Chair designed by Algorithm

2011 - 2012

Can we ask algorithms to help us design better forms? The question leads me to explore the genetic algorithm. My thesis advisor Neri Oxman and my class instructor Michal Dziedziniewicz showed me a path to explore this space, and here is what I came up with.

 
DSC08266-864 copy.png
 

 Part 1 - Frame the Problem

Our environment shaped us who we are. Biologist use "fitness criteria" to define key elements in nature that mode the evolution process. In framing this design problem, I am defining the environment where these chairs will "grow" in and the resources they will "compete for".

Scan10005-824 copy.jpg
Scan10005-835 copy.jpg

The first dimension is ergonomics. I want to design a chair that's comfortable for the user's physical shape. I designed the program to ask for the height and the weight of the user. All chair legs were generated based on these data. Meanwhile, in order to provide the best support, the ideal chair leg should be placed far away from the center of the chair.

Scan10004-832+copy.jpg

The second dimension is the amount of material used. I want to use the least amount of material to construct these legs. The criteria were designed as follows: the total length of the legs need to be longer than a fixed number (based on user’s weight), meanwhile, the total length of the legs should be minimum.

 

 Part 2 -  Compose the code

Once the fitness criteria and the environment was created, I used the Genetic Algorithm to simulate the evolution process. The Genetic Algorithms were invented by John Holland in the 1960s and since then they have been used as a search method for solving optimization problems, operating on a population of possible solutions. It consists of four elements: population, selection, crossover, and mutation.

Evolution Diagram.png

Creating a population: A population was generated based on the data the designer provided for the operation. A chair surface and back were built at the same time. Each parameter on the NURBS (Non-uniform rational basis spline) surface of the chair was put into the account and used as a reference point for chair legs.

DSC08068-filtered-842 copy.png

Selection: All the possible chair leg solutions were analyzed and transformed into data, including the length of the overall legs, and the distance between the legs and the chair’s center point. Each of these can be designed to weight differently, meaning I can manipulate the operation to put more emphasis on one attribute or the other. For example, if the material for the chair leg was very expensive, then in the selection process, I can call out design solutions that use very little material though they might not be very comfortable for the user. Meanwhile, those data were stored in an array and compared using a sorting algorithm (bubble sort). So that the optimal solution can be selected.

chair.jpg

Crossover: After the desired solution was chosen, I broke the chair leg design information into 3 pieces, each one contains information for one leg. en I asked the o spring to mix and carry that information from their selected parent generation. e mixture was based on a small piece of key generation code I wrote to randomly connect this information. In each generation, this information was being carried and distributed.

Mutation: The mutation shared some similarity with the first generated population. But this time, only part of the information (one leg) was put into the operation loop to stir up the mutation process.
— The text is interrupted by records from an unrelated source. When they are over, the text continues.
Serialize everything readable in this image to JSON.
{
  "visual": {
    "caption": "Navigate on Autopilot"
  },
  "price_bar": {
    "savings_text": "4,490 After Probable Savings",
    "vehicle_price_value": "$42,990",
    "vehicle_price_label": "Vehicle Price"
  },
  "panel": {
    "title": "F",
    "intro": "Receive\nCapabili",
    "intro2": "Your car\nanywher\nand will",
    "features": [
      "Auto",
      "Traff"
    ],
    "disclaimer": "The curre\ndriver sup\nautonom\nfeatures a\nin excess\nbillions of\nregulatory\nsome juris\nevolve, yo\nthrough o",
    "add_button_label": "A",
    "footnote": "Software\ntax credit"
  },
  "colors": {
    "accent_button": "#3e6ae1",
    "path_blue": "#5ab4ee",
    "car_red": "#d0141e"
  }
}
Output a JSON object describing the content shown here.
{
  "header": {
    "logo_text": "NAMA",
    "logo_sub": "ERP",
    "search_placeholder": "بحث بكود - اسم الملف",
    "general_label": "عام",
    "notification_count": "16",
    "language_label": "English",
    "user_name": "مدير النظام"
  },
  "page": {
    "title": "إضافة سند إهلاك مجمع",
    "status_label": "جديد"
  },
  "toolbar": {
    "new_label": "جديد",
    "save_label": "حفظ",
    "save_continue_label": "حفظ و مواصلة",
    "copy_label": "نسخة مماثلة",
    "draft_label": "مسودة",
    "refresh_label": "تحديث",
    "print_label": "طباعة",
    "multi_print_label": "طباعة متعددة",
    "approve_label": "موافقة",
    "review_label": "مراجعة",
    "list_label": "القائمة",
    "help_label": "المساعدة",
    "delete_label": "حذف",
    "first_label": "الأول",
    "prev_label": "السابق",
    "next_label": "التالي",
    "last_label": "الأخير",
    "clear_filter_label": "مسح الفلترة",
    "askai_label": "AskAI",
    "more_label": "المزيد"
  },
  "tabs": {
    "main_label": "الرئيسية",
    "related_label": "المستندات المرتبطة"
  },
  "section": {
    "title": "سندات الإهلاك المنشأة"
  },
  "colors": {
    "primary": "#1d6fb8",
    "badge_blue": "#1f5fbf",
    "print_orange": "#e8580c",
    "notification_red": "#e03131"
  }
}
But in each generation, a considerable amount of variation was put into the loop so that the operation could stay fresh.

Part 3 -  Let it Run

Once the fitness criteria and the environment was created, I used the Genetic Algorithm to simulate the evolution process. The Genetic Algorithms were invented by John Holland in the 1960s and since then they have been used as a search method for solving optimization problems, operating on a population of possible solutions. It consists of four elements: population, selection, crossover, and mutation.

Part 4 -  Fabrication and Reflection

I built 36 scaled chair models based on the results algorithms produced. I want to physically see and feel the difference of the designs this process produced. Each chair is a little bit different and some results are very surprising. In this experiment, my role as designer kept changing. Sometimes I feel like playing God, setting up the environment and the criteria. And some other times I feel like a worker producing what machine asked me to do.

Working with algorithms required systematic thinking beyond the object, looking at the whole design process. It's not designing for the analog world using digital tools, but using a computation process to explore shapes, forms, and geometry, to help extend the human intellect.

The last take away is about mutation. Without the mutation, the whole program will only operate in a limited number of possibilities, and it will fail to perform as a searching process to reach the “highest” or the “ fittest”.

DSC08292-861 copy.png
DSC08252-867 copy.jpg

“Mutation took us from single cell organisms to being the dominant form of reproductive life on this planet, infinite forms of variations with each generation all … through… mutation.”

-- Charles Xavier,  Professor X